The french fry, the deep fried delicious rectangular-in-form potato snack we all know, wasn’t always ready to eat.
Before it got to the french fry, it was just a seedling in the dirt. Nobody talks about that stage of the potato though, or what it needed to grow from seed to an actual potato.
And even then, the potato still hasn’t been processed, transported from the farm to the grocery store, or delivered to local restaurants yet.
We only see the golden side of the fry, and often forget all of the processes it went through to get there.
And as absurd as it sounds, french fries have a lot to do with creative work too.
There’s a process to making artwork or design work.
Oftentimes to get to where we want to be, we have to spend time as seedlings in the dirt first.
The act of creating is a choice. It’s not ruled out by the mysterious forces of creative block.
To do something or to not do something is binary. There is no in-between.
A lot of the value from post-secondary school was from the live community that surrounded it.
Many schools have yet to figure how to deliver value online. How might we deliver a traditionally multi-thousand dollar educational experience remotely? Maybe the better question is, what do these thousands of students really care about?
Is it possible to create genuine human connection and deliver meaningful experiences through online platforms, and if so where is that happening right now?
Thousands of students and parents are counting on schools to step up, because it’s hard to force ourselves to do more of the same thing we were doing in classrooms (e.g. not really paying attention) but online.
A cheap way out would be to digitalize lectures, give out the same assignments (but tweak them enough so that it’s possible to do it from home), and grade students the same way as we did before.
Or we could try something different.
It could be more emotionally engaging, the material more centred upon important problems between now and the future, or we could have more focus on how much is being learned rather than how much can be graded.

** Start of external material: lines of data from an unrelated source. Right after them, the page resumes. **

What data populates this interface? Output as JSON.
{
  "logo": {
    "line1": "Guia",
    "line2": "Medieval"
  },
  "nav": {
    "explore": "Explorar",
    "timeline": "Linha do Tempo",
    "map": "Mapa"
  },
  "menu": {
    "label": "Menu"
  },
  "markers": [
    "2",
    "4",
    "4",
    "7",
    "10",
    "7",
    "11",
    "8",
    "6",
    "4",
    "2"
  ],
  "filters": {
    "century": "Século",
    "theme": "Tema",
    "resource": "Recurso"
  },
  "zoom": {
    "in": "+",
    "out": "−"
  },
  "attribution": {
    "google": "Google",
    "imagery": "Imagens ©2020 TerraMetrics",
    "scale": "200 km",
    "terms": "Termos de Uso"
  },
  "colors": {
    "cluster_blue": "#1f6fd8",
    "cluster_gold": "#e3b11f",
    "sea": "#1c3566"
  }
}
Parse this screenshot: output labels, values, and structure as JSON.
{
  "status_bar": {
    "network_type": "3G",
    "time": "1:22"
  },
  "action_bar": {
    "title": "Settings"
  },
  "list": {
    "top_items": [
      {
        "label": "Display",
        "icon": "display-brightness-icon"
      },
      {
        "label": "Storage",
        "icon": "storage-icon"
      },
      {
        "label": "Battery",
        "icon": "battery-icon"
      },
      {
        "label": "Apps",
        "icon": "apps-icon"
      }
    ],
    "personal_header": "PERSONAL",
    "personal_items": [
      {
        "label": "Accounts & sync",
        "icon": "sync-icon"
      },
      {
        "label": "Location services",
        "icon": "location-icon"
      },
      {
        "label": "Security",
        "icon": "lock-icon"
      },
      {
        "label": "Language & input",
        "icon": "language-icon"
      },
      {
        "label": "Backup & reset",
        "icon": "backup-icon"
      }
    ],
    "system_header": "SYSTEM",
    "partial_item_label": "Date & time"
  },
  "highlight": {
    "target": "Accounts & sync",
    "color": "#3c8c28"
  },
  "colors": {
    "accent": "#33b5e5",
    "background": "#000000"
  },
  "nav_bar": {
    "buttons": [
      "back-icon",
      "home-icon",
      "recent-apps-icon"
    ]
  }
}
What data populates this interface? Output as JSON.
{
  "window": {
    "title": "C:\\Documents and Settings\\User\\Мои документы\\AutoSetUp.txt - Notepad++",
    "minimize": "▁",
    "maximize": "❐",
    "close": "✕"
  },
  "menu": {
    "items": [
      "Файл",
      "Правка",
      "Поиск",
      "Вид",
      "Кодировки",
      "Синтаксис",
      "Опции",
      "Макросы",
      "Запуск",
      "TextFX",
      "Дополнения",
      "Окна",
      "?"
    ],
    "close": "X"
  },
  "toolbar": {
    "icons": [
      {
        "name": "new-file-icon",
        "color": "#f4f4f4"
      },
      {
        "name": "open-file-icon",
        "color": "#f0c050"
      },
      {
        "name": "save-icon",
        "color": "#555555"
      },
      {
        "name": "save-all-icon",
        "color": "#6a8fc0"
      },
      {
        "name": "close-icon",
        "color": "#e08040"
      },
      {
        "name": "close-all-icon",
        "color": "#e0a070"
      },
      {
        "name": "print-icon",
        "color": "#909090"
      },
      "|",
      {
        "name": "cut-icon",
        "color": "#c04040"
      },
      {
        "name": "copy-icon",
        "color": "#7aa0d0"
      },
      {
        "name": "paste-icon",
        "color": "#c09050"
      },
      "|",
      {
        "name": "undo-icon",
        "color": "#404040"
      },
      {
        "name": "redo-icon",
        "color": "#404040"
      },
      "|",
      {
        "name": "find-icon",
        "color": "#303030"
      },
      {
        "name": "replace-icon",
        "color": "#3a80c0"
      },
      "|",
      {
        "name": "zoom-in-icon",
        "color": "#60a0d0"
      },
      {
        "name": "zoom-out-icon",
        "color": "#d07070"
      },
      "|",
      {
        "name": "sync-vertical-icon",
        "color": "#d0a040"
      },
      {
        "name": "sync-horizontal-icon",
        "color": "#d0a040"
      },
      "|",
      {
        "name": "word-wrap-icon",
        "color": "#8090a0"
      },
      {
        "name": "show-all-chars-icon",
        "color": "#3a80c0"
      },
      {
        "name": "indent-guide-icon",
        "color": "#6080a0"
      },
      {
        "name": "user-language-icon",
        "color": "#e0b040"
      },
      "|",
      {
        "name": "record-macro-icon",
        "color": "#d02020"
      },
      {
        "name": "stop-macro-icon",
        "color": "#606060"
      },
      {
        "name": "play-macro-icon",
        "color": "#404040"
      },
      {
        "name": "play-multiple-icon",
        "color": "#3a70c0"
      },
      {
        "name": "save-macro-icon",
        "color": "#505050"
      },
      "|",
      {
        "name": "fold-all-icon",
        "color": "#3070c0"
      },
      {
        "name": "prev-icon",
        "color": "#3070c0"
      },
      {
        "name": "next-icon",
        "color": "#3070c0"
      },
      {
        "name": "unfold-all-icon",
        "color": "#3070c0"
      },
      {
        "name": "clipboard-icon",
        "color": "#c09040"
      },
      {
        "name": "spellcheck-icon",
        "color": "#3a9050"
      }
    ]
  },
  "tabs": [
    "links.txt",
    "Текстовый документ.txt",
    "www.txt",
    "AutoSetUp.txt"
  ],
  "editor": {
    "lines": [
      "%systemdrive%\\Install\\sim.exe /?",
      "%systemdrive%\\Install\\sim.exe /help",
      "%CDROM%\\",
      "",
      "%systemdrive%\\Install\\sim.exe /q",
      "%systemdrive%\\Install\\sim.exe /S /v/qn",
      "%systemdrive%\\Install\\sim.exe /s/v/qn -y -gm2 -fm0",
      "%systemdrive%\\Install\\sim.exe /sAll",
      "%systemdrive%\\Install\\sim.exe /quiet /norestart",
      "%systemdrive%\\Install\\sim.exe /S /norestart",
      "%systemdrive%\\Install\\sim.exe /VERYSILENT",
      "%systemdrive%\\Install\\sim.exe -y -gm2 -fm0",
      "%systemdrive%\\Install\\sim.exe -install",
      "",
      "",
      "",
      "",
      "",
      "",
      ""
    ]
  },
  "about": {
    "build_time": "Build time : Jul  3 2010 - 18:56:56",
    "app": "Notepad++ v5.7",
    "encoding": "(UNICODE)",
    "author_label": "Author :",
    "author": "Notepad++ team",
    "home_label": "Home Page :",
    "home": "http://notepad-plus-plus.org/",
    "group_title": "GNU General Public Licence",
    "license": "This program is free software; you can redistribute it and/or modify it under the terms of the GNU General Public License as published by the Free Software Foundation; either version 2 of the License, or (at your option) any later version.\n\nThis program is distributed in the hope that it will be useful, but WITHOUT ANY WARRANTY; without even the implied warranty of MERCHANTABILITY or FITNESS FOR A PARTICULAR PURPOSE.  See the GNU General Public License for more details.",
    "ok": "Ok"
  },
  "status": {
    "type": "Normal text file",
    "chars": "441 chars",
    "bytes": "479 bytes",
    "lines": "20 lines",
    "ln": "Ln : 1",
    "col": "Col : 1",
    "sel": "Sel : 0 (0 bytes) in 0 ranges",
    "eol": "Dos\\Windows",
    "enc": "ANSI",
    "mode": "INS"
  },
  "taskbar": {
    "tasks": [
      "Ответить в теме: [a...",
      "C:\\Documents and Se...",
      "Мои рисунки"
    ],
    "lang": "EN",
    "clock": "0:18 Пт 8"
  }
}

It’s a difficult situation to make for everyone involved, as education is critical at a time like this.
That’s my rant, and I hope everybody who has the luxury of going back to school stays safe and healthy.